2018 – A giant leap forward

From the Guardian

For HEU, 2018 brought a tidal wave of change.

After many years of unrelenting advocacy, struggle and member activism, the union achieved major gains on many fronts.

Following an ambitious, two-year campaign to raise staffing levels in seniors’ care, B.C.’s NDP government committed $240 million to bringing an additional 900 care aides into long-term care.
 
It’s a badly needed investment for workers, who desperately need more time to care for their residents, and a welcome relief for families who fear, that without enough staff, their loved ones will not get the level or the quality of care they need.

And after a 16-year-long fightback against the BC Liberals’ punishing legislation (Bills 29 and 94) – which robbed health care workers of critical job security protections, and facilitated the privatization of health services in our hospitals and long-term care homes – 2018 drew to a close with the promise of a new path forward.

Together, with anticipated changes to B.C.’s Labour Code next year, that victory will see health care workers regain basic job security protections when work is contracted out, and will put an end to the mass firing of workers when contracts change hands (see page 8).

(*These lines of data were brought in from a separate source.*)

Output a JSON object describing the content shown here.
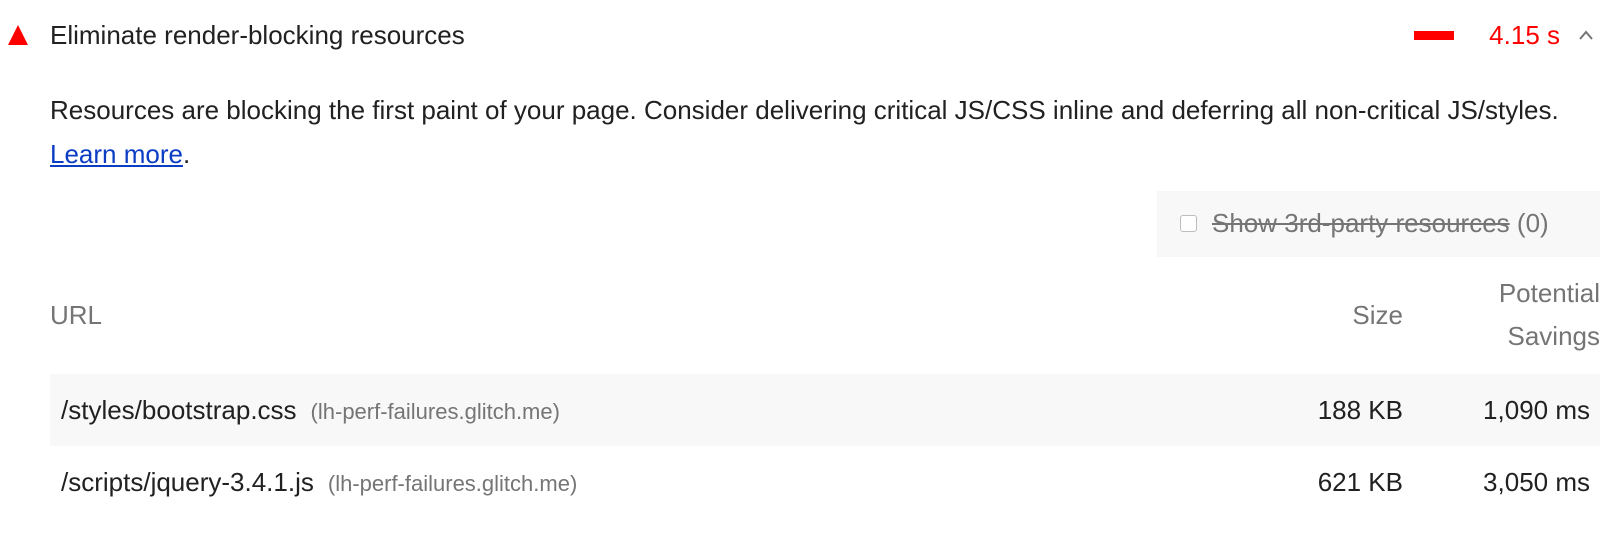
{
  "audit": {
    "title": "Eliminate render-blocking resources",
    "display_value": "4.15 s",
    "status_color": "#ff0000",
    "status_icon": "fail-triangle-icon",
    "expanded": true,
    "toggle_icon": "chevron-up-icon"
  },
  "description": {
    "text": "Resources are blocking the first paint of your page. Consider delivering critical JS/CSS inline and deferring all non-critical JS/styles.",
    "link_label": "Learn more",
    "trailing": "."
  },
  "filter": {
    "label": "Show 3rd-party resources",
    "count": "(0)",
    "checked": false
  },
  "table": {
    "columns": {
      "url": "URL",
      "size": "Size",
      "savings_line1": "Potential",
      "savings_line2": "Savings"
    },
    "rows": [
      {
        "url": "/styles/bootstrap.css",
        "host": "(lh-perf-failures.glitch.me)",
        "size": "188 KB",
        "savings": "1,090 ms"
      },
      {
        "url": "/scripts/jquery-3.4.1.js",
        "host": "(lh-perf-failures.glitch.me)",
        "size": "621 KB",
        "savings": "3,050 ms"
      }
    ]
  },
  "colors": {
    "fail": "#ff0000",
    "link": "#0b3cc4",
    "muted_text": "#757575",
    "row_stripe": "#f8f8f8"
  }
}
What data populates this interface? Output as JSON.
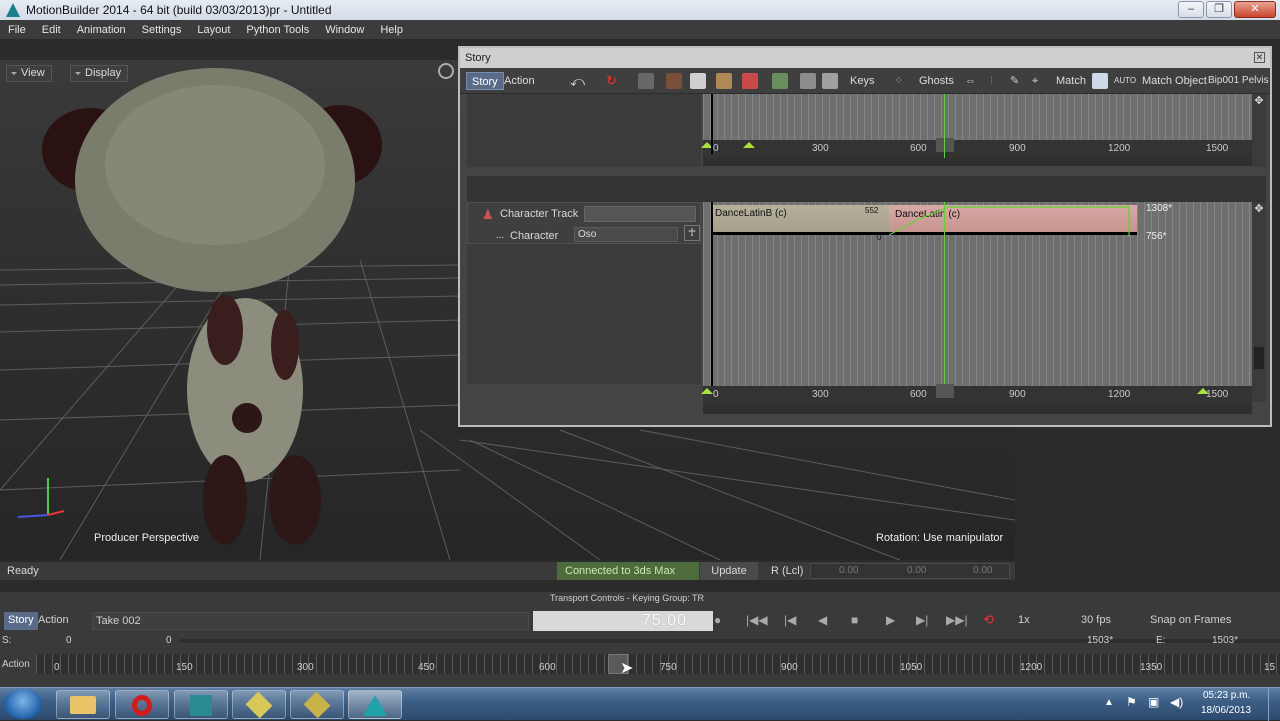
{
  "window": {
    "title": "MotionBuilder 2014   - 64 bit (build 03/03/2013)pr  - Untitled"
  },
  "menu": [
    "File",
    "Edit",
    "Animation",
    "Settings",
    "Layout",
    "Python Tools",
    "Window",
    "Help"
  ],
  "viewer": {
    "view_label": "View",
    "display_label": "Display",
    "camera_label": "Producer Perspective",
    "rotation_label": "Rotation: Use manipulator"
  },
  "story": {
    "title": "Story",
    "tabs": [
      "Story",
      "Action"
    ],
    "toolbar": {
      "keys": "Keys",
      "ghosts": "Ghosts",
      "match": "Match",
      "match_object": "Match Object",
      "object_value": "Bip001 Pelvis"
    },
    "ruler_ticks": [
      "0",
      "300",
      "600",
      "900",
      "1200",
      "1500"
    ],
    "track": {
      "name": "Character Track",
      "character_label": "Character",
      "character_value": "Oso",
      "ellipsis": "..."
    },
    "clips": [
      {
        "name": "DanceLatinB (c)",
        "end_label": "552"
      },
      {
        "name": "DanceLatin (c)",
        "start_label": "0",
        "end_top": "1308*",
        "end_bottom": "756*"
      }
    ]
  },
  "status": {
    "ready": "Ready",
    "connected": "Connected to 3ds Max",
    "update": "Update",
    "rlabel": "R (Lcl)",
    "values": [
      "0.00",
      "0.00",
      "0.00"
    ]
  },
  "transport": {
    "header": "Transport Controls  -  Keying Group: TR",
    "tabs": [
      "Story",
      "Action"
    ],
    "take": "Take 002",
    "frame": "75.00",
    "speed": "1x",
    "fps": "30 fps",
    "snap": "Snap on Frames",
    "start_label": "S:",
    "start_value": "0",
    "start_value2": "0",
    "end_label": "E:",
    "end_value": "1503*",
    "end_value2": "1503*",
    "action_label": "Action",
    "timeline_ticks": [
      "0",
      "150",
      "300",
      "450",
      "600",
      "750",
      "900",
      "1050",
      "1200",
      "1350",
      "15"
    ]
  },
  "taskbar": {
    "time": "05:23 p.m.",
    "date": "18/06/2013"
  },
  "colors": {
    "accent_green": "#5cd62e",
    "clip_band": "#c9a6a0",
    "tab_blue": "#5a6b8a"
  }
}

At the same time, government has taken action on several key issues HEU has fought for over the years.

They’ve stopped using Public-Private Partnerships (P3s) to build new hospital infrastructure. They’re opening public surgical clinics to reduce waitlists, providing more diagnostic services such as MRIs, and they’re cracking down on private clinics which engage in illegal extra-billing.

“For years, we advocated for these solutions, and were completely ignored by a government focused on tearing our public system apart and handing it over to corporations, piece by piece,” says HEU secretary-business manager Jennifer Whiteside.

“But in the past year, there has been an astonishing reinvestment in care at all levels.”

On other fronts, HEU continued to bring new members into the union. In 2018, 1,075 workers joined HEU.

And strong local campaigns saved the jobs of HEU members facing layoffs due to contracting out, contract-flipping and staff replacement.

At Royal Columbian Hospital, that local successfully fought a P3 project that would have contracted out 40 trades and maintenance workers.

New members at Madison and Lakeshore care homes in Coquitlam stopped the mass firing of more than 100 workers through two contract flips.

And in Bella Bella, Vancouver Coastal backed down on a plan to replace the care aides, who live in that community, with LPNs from outside agencies.

“Our members are always a force to be reckoned with,” says Whiteside. “Their activism is at the core of every gain we make, big or small.”

2018 was also a year when four out of every five HEU members were at the bargaining table – in facilities, community health, community social services and in the union’s growing independent long-term care sector.

As the year draws to a close, Whiteside says, “There’s no question, we have a lot on our plate in 2019. But we’re ready to move into our 75th anniversary year with pride in all that we’ve achieved, and with confidence in all that we are about to achieve in the new year ahead.”